> _EXTRACTED RECORDS_:
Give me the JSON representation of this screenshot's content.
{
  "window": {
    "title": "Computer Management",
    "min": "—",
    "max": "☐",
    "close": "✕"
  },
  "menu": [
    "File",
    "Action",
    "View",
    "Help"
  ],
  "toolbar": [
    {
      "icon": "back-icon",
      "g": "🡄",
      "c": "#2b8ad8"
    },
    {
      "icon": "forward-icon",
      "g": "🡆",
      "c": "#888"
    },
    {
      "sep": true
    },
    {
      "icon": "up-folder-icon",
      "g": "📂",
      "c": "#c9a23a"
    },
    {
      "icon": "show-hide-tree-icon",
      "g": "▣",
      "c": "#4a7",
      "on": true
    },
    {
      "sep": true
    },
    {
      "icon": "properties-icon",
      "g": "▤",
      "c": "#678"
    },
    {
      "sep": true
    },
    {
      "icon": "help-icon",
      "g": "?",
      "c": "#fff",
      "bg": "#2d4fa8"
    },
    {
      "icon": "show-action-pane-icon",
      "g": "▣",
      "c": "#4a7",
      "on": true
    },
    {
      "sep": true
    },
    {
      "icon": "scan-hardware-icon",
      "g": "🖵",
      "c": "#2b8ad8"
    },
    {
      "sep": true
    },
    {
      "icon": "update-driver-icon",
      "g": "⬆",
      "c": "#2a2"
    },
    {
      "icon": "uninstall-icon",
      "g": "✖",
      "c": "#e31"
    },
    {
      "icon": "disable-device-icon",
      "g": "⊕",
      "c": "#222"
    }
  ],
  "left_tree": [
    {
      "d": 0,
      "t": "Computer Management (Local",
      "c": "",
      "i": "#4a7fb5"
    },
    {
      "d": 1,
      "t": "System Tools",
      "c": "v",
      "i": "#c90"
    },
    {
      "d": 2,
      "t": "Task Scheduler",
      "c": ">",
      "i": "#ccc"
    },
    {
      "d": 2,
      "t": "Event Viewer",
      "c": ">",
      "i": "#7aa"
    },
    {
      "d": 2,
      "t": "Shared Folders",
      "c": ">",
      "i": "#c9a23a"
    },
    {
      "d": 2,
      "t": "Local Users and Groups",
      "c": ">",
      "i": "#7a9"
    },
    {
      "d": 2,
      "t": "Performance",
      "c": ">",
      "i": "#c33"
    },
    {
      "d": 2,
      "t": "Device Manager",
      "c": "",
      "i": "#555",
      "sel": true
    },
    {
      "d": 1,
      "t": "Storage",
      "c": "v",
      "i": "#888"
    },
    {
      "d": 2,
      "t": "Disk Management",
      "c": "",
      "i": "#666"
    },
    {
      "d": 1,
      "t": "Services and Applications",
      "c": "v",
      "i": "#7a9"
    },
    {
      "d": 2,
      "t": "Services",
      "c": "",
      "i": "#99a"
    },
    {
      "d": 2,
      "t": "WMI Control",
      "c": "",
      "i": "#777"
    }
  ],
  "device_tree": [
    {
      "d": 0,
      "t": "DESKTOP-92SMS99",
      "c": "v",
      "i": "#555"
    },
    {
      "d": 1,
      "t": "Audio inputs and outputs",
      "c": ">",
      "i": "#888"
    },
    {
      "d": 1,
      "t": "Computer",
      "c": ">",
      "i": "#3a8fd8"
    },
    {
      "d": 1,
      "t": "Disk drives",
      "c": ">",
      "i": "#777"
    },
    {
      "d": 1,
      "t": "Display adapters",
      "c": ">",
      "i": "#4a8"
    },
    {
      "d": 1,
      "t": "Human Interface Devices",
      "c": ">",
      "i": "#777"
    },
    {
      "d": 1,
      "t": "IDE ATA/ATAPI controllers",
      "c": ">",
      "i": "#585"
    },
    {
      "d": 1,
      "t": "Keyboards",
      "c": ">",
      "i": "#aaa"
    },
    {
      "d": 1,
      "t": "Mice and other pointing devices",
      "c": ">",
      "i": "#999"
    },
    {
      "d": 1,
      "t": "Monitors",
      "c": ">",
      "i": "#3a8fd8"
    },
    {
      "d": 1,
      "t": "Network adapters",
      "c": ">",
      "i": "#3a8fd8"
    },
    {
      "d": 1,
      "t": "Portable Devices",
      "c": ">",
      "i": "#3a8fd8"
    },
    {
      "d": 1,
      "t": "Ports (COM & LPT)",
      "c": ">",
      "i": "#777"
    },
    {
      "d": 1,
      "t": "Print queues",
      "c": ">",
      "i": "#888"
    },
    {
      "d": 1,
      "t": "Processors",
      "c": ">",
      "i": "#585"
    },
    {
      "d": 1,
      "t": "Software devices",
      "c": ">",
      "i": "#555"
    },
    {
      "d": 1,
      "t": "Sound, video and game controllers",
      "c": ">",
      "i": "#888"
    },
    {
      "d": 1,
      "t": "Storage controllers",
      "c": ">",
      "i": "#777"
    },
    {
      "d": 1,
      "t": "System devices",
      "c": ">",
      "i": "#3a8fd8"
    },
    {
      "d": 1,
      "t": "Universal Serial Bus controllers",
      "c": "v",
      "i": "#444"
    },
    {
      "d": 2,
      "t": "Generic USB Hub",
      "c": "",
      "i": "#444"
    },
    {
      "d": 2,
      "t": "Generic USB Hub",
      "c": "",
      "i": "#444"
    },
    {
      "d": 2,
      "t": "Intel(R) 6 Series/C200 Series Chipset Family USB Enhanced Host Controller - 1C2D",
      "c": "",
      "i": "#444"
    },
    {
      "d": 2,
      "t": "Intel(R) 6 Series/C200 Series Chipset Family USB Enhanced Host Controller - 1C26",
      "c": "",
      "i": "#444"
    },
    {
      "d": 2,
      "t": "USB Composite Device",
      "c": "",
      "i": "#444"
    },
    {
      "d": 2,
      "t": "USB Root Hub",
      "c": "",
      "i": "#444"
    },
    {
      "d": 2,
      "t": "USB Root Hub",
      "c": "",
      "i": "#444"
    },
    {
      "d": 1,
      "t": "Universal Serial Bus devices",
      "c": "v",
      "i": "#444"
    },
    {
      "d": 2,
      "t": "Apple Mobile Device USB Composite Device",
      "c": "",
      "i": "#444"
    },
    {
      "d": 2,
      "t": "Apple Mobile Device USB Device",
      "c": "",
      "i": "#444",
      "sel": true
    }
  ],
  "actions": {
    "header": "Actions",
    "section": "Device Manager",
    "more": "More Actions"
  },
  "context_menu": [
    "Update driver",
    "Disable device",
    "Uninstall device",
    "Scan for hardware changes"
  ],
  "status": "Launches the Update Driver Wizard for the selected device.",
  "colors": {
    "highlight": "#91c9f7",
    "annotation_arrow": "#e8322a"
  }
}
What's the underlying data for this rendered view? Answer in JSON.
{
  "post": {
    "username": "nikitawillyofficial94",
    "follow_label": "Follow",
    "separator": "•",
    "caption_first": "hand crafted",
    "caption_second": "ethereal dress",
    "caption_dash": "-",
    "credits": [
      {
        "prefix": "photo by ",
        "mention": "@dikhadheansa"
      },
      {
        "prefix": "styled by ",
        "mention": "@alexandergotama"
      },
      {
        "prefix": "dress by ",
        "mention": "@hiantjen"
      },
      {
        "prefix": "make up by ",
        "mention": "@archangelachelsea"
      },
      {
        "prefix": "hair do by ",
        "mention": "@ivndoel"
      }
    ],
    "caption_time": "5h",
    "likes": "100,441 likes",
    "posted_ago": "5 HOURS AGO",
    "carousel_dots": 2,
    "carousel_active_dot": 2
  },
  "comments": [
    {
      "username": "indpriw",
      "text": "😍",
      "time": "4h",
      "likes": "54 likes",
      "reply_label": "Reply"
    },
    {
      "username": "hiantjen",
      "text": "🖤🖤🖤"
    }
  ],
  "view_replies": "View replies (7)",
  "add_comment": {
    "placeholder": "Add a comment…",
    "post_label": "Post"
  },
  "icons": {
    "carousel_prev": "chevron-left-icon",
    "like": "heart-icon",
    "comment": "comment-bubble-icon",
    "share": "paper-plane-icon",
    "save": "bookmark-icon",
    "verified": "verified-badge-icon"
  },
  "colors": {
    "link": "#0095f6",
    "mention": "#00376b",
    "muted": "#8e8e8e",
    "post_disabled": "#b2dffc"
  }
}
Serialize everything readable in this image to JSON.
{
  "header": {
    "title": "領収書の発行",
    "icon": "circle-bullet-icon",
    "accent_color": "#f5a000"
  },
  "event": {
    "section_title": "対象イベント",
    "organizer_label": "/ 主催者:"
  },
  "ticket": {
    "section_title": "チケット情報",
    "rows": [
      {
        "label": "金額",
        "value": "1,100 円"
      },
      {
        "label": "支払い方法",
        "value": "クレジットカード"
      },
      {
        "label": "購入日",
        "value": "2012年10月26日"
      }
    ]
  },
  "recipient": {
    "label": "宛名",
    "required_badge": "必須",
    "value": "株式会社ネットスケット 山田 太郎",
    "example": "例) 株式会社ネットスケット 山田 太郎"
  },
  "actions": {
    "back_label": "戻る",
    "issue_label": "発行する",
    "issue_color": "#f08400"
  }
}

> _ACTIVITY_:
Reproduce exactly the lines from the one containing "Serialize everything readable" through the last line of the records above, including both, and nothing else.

> _EXPECTED ANSWER_:
Serialize everything readable in this image to JSON.
{
  "header": {
    "title": "領収書の発行",
    "icon": "circle-bullet-icon",
    "accent_color": "#f5a000"
  },
  "event": {
    "section_title": "対象イベント",
    "organizer_label": "/ 主催者:"
  },
  "ticket": {
    "section_title": "チケット情報",
    "rows": [
      {
        "label": "金額",
        "value": "1,100 円"
      },
      {
        "label": "支払い方法",
        "value": "クレジットカード"
      },
      {
        "label": "購入日",
        "value": "2012年10月26日"
      }
    ]
  },
  "recipient": {
    "label": "宛名",
    "required_badge": "必須",
    "value": "株式会社ネットスケット 山田 太郎",
    "example": "例) 株式会社ネットスケット 山田 太郎"
  },
  "actions": {
    "back_label": "戻る",
    "issue_label": "発行する",
    "issue_color": "#f08400"
  }
}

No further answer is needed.